Should you use wrist straps when lifting weights?

Wrist straps are thick pieces of material that wrap around a lifters wrist and strap a tail section to the bar of the weight being lifting. This done right snugs the bar into the hand and greatly reduces the effort that the lifters grip plays in the lift.

The use of wrist straps has been a largely debated subject over the years. The argument for them is that they allow the lifter to push more reps and more weight to a muscle group then what the lifters grip would normally allow. The counter argument is that you should build your grip strength to a point that you do not need to use straps at all and using them only serves to limit ones grip strength potential.
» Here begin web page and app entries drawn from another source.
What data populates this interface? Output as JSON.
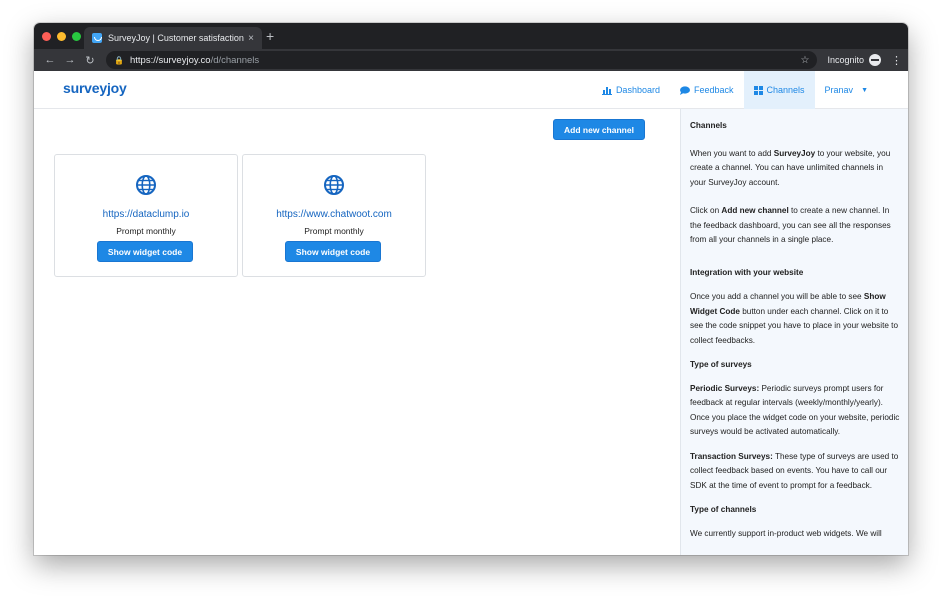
{
  "browser": {
    "tab_title": "SurveyJoy | Customer satisfaction",
    "tab_close": "×",
    "new_tab": "+",
    "url_host": "https://surveyjoy.co",
    "url_path": "/d/channels",
    "incognito_label": "Incognito"
  },
  "header": {
    "logo": "surveyjoy",
    "nav": [
      {
        "label": "Dashboard",
        "icon": "bar-chart-icon"
      },
      {
        "label": "Feedback",
        "icon": "chat-bubble-icon"
      },
      {
        "label": "Channels",
        "icon": "grid-icon",
        "active": true
      }
    ],
    "user": "Pranav"
  },
  "main": {
    "add_button": "Add new channel",
    "channels": [
      {
        "url": "https://dataclump.io",
        "frequency": "Prompt monthly",
        "button": "Show widget code"
      },
      {
        "url": "https://www.chatwoot.com",
        "frequency": "Prompt monthly",
        "button": "Show widget code"
      }
    ]
  },
  "sidebar": {
    "title": "Channels",
    "p1_a": "When you want to add ",
    "p1_b": "SurveyJoy",
    "p1_c": " to your website, you create a channel. You can have unlimited channels in your SurveyJoy account.",
    "p2_a": "Click on ",
    "p2_b": "Add new channel",
    "p2_c": " to create a new channel. In the feedback dashboard, you can see all the responses from all your channels in a single place.",
    "h_integration": "Integration with your website",
    "p3_a": "Once you add a channel you will be able to see ",
    "p3_b": "Show Widget Code",
    "p3_c": " button under each channel. Click on it to see the code snippet you have to place in your website to collect feedbacks.",
    "h_types": "Type of surveys",
    "p4_b": "Periodic Surveys:",
    "p4_c": " Periodic surveys prompt users for feedback at regular intervals (weekly/monthly/yearly). Once you place the widget code on your website, periodic surveys would be activated automatically.",
    "p5_b": "Transaction Surveys:",
    "p5_c": " These type of surveys are used to collect feedback based on events. You have to call our SDK at the time of event to prompt for a feedback.",
    "h_channels": "Type of channels",
    "p6": "We currently support in-product web widgets. We will"
  },
  "colors": {
    "primary": "#1e88e5",
    "logo": "#1565c0",
    "sidebar_bg": "#f4f8fd"
  }
}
My personal experience with wrist straps has to do with my back. My back has always been my strongest muscle group and this has sometimes made training those muscles in the group difficult. At one time nothing short of 200lb dumbbells would suffice in doing heavy dumbbell rows. But nothing I could do would ever make my grip handle reps with 200lbs for that exercise. So I used wrist straps to compensate and get a proper back set done. However as time went on I found myself using straps more and more, including in lifts where they were not necessary, I started using them for comfort and here is where you should be cautious.

As I began to get into strongman and later powerlifting, I found my grip was lacking. I decided I needed to start focusing on developing my grip with strength exercises specific for gaining grip strength and I eventually became less reliant on straps as time went on. However in certain lifts, such as those 200lb dumbbell rows, I still needed them to fully push myself in that exercise and for certain strongman events such as the car deadlift. I am a believer in that if you want to develop a lift better, than do that lift. So in that regard if you are training to be able to lift a car with straps, train with straps, if you are training to deadlift in a powerlifting event that obviously does not allow them, then train without.


In my experience straps can play a part in any training routine but you have to be very careful not to start to use them as a crutch. There are situation such where you simply cannot maintain your grip to properly push another muscle group to its max. An example to this would be say barbell shrugs for targeting your trapezius muscles. This can (depending on your conditioning) involve a large amount of weight, maybe even more than you can deadlift and to really target that muscle, removing the grip element may be a good idea. Likewise if you are training for an event that allows straps then utilizing them in your training is also not a terrible idea. However, one must not fall into the trap of using straps when not necessary out of comfort. This is especially the case if one is involved in a sport such as powerlifting or strongman where grip becomes a significant factor in performance. If you must use straps more than you should, make sure to put in some grip training now and then. And really ask yourself on each lift you use them on if you truly feel they are needed.

Top 6 Ways to Motivate Yourself to Workout .

We all can have a hard time with motivation to work out from time to time.  Figuring out when your body truly needs rest vs when you just want to be lazy can be a fine line. But if you have a suspicion that you are just being more on the lazy side here are some simple things I find to help get you up off that sofa.

Change things up

You should be doing this anyways to help stimulate muscle growth with your lifting. Never be afraid to throw in something totally different from your routine. Try working out with equipment you have never used. If you are a free weight lifter try some machine work. Focus more on your favorite muscle group as that alone can get your energy up.

Go to the gym

If you have a home gym try changing things up and heading to your local gym for a drop-in. Even if you have a gym pass try another gym for a day or two. There is no denying that working out at home is very convenient but you simply cannot beat the energy you can feed off of at a busy gym.

Go with a friend

If you work out alone try bringing a friend along, even if they are not as into lifting as you. Sometimes having someone to show the ropes to can be a lot of fun and if you already have a workout partner or group try bringing a newbie along and help encourage them to come in. They might slow you down a little but it could be a new motivation to hit your workouts more consistently.

Walk out the door

One big advantage to a gym over working out at home is that once you have committed to going you are much more likely to stick it out for the duration of the workout. If you are sitting in your convenient gym at home you might be tempted by that comfortable sofa calling your name. Once you have walked out to go to the gym down the road however, you are much more likely to stick with it.

Do what you want

If you are cringing thinking about your specific exercises today, try a workout just doing exactly what you want. Feel like hitting the bench press all workout? Or maybe you feel like squats today instead of back. Go for it, really it is better than not going and sometimes the change up can be a beneficial shock to your system.

Take a week off

Sometimes you really are not enjoying your workouts right now. Sometimes taking a week off will give you a bit of rest you don’t realize you need. Many times I have found at the end of that week I am suddenly feeling antsy to get back to the gym.